> _Information shown_
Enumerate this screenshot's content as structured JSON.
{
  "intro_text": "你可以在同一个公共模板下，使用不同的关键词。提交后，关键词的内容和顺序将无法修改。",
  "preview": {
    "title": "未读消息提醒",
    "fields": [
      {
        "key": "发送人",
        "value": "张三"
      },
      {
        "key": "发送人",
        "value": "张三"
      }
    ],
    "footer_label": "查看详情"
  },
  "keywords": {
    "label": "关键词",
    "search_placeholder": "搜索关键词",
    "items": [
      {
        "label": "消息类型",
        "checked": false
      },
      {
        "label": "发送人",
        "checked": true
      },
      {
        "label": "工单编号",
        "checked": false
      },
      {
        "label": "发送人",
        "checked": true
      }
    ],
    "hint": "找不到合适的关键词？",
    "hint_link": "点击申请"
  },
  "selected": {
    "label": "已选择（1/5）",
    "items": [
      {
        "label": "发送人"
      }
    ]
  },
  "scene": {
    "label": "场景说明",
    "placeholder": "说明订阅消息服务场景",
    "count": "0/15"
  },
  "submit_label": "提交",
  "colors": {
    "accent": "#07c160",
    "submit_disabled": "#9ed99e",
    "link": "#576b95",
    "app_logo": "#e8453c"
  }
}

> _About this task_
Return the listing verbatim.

> _Response to this task_
Enumerate this screenshot's content as structured JSON.
{
  "intro_text": "你可以在同一个公共模板下，使用不同的关键词。提交后，关键词的内容和顺序将无法修改。",
  "preview": {
    "title": "未读消息提醒",
    "fields": [
      {
        "key": "发送人",
        "value": "张三"
      },
      {
        "key": "发送人",
        "value": "张三"
      }
    ],
    "footer_label": "查看详情"
  },
  "keywords": {
    "label": "关键词",
    "search_placeholder": "搜索关键词",
    "items": [
      {
        "label": "消息类型",
        "checked": false
      },
      {
        "label": "发送人",
        "checked": true
      },
      {
        "label": "工单编号",
        "checked": false
      },
      {
        "label": "发送人",
        "checked": true
      }
    ],
    "hint": "找不到合适的关键词？",
    "hint_link": "点击申请"
  },
  "selected": {
    "label": "已选择（1/5）",
    "items": [
      {
        "label": "发送人"
      }
    ]
  },
  "scene": {
    "label": "场景说明",
    "placeholder": "说明订阅消息服务场景",
    "count": "0/15"
  },
  "submit_label": "提交",
  "colors": {
    "accent": "#07c160",
    "submit_disabled": "#9ed99e",
    "link": "#576b95",
    "app_logo": "#e8453c"
  }
}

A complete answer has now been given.